Pictures stay out. Everything else in the listing below gets written out exactly.
INPUT DATA section start
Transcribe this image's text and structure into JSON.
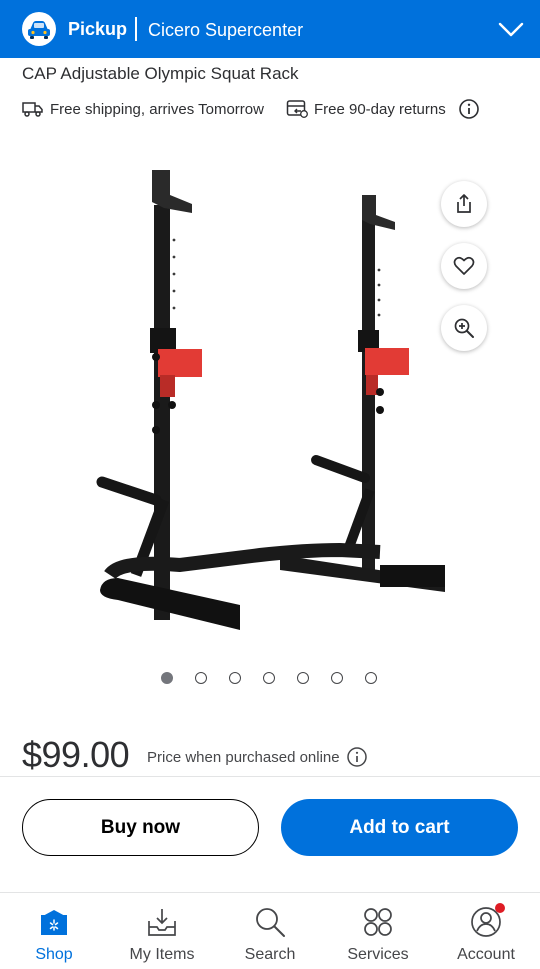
{
  "header": {
    "pickup_label": "Pickup",
    "store_name": "Cicero Supercenter",
    "brand_color": "#0071dc"
  },
  "product": {
    "title": "CAP Adjustable Olympic Squat Rack",
    "shipping_text": "Free shipping, arrives Tomorrow",
    "returns_text": "Free 90-day returns",
    "image_alt_icon": "squat-rack-photo",
    "carousel": {
      "count": 7,
      "active_index": 0
    },
    "price": "$99.00",
    "price_note": "Price when purchased online"
  },
  "image_actions": [
    "share-icon",
    "heart-icon",
    "zoom-in-icon"
  ],
  "actions": {
    "buy_now": "Buy now",
    "add_to_cart": "Add to cart"
  },
  "nav": {
    "items": [
      {
        "label": "Shop",
        "icon": "shop-icon",
        "active": true
      },
      {
        "label": "My Items",
        "icon": "my-items-icon",
        "active": false
      },
      {
        "label": "Search",
        "icon": "search-icon",
        "active": false
      },
      {
        "label": "Services",
        "icon": "services-icon",
        "active": false
      },
      {
        "label": "Account",
        "icon": "account-icon",
        "active": false
      }
    ]
  },
  "colors": {
    "accent": "#0071dc",
    "rack_black": "#1c1c1c",
    "rack_red": "#e23b35",
    "notification": "#de1c24"
  }
}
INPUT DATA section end
:: RESULT ::
Transcribe this image's text and structure into JSON.
{
  "header": {
    "pickup_label": "Pickup",
    "store_name": "Cicero Supercenter",
    "brand_color": "#0071dc"
  },
  "product": {
    "title": "CAP Adjustable Olympic Squat Rack",
    "shipping_text": "Free shipping, arrives Tomorrow",
    "returns_text": "Free 90-day returns",
    "image_alt_icon": "squat-rack-photo",
    "carousel": {
      "count": 7,
      "active_index": 0
    },
    "price": "$99.00",
    "price_note": "Price when purchased online"
  },
  "image_actions": [
    "share-icon",
    "heart-icon",
    "zoom-in-icon"
  ],
  "actions": {
    "buy_now": "Buy now",
    "add_to_cart": "Add to cart"
  },
  "nav": {
    "items": [
      {
        "label": "Shop",
        "icon": "shop-icon",
        "active": true
      },
      {
        "label": "My Items",
        "icon": "my-items-icon",
        "active": false
      },
      {
        "label": "Search",
        "icon": "search-icon",
        "active": false
      },
      {
        "label": "Services",
        "icon": "services-icon",
        "active": false
      },
      {
        "label": "Account",
        "icon": "account-icon",
        "active": false
      }
    ]
  },
  "colors": {
    "accent": "#0071dc",
    "rack_black": "#1c1c1c",
    "rack_red": "#e23b35",
    "notification": "#de1c24"
  }
}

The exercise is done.